- What to do -
Start to finish, copy the data exactly.
··· Data under study ···
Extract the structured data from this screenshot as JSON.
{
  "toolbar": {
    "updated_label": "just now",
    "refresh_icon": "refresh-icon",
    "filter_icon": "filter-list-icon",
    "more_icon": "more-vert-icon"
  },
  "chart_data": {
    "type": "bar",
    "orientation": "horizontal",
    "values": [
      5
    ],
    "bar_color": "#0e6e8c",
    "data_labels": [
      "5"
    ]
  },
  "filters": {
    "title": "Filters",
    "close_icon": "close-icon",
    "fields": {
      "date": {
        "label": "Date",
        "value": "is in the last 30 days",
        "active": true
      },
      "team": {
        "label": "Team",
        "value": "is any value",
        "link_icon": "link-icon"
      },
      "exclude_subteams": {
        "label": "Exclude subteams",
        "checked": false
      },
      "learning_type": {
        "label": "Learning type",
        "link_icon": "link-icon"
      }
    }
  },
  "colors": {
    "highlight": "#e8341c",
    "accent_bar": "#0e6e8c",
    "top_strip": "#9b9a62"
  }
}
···
- Answer space -
Extract the structured data from this screenshot as JSON.
{
  "toolbar": {
    "updated_label": "just now",
    "refresh_icon": "refresh-icon",
    "filter_icon": "filter-list-icon",
    "more_icon": "more-vert-icon"
  },
  "chart_data": {
    "type": "bar",
    "orientation": "horizontal",
    "values": [
      5
    ],
    "bar_color": "#0e6e8c",
    "data_labels": [
      "5"
    ]
  },
  "filters": {
    "title": "Filters",
    "close_icon": "close-icon",
    "fields": {
      "date": {
        "label": "Date",
        "value": "is in the last 30 days",
        "active": true
      },
      "team": {
        "label": "Team",
        "value": "is any value",
        "link_icon": "link-icon"
      },
      "exclude_subteams": {
        "label": "Exclude subteams",
        "checked": false
      },
      "learning_type": {
        "label": "Learning type",
        "link_icon": "link-icon"
      }
    }
  },
  "colors": {
    "highlight": "#e8341c",
    "accent_bar": "#0e6e8c",
    "top_strip": "#9b9a62"
  }
}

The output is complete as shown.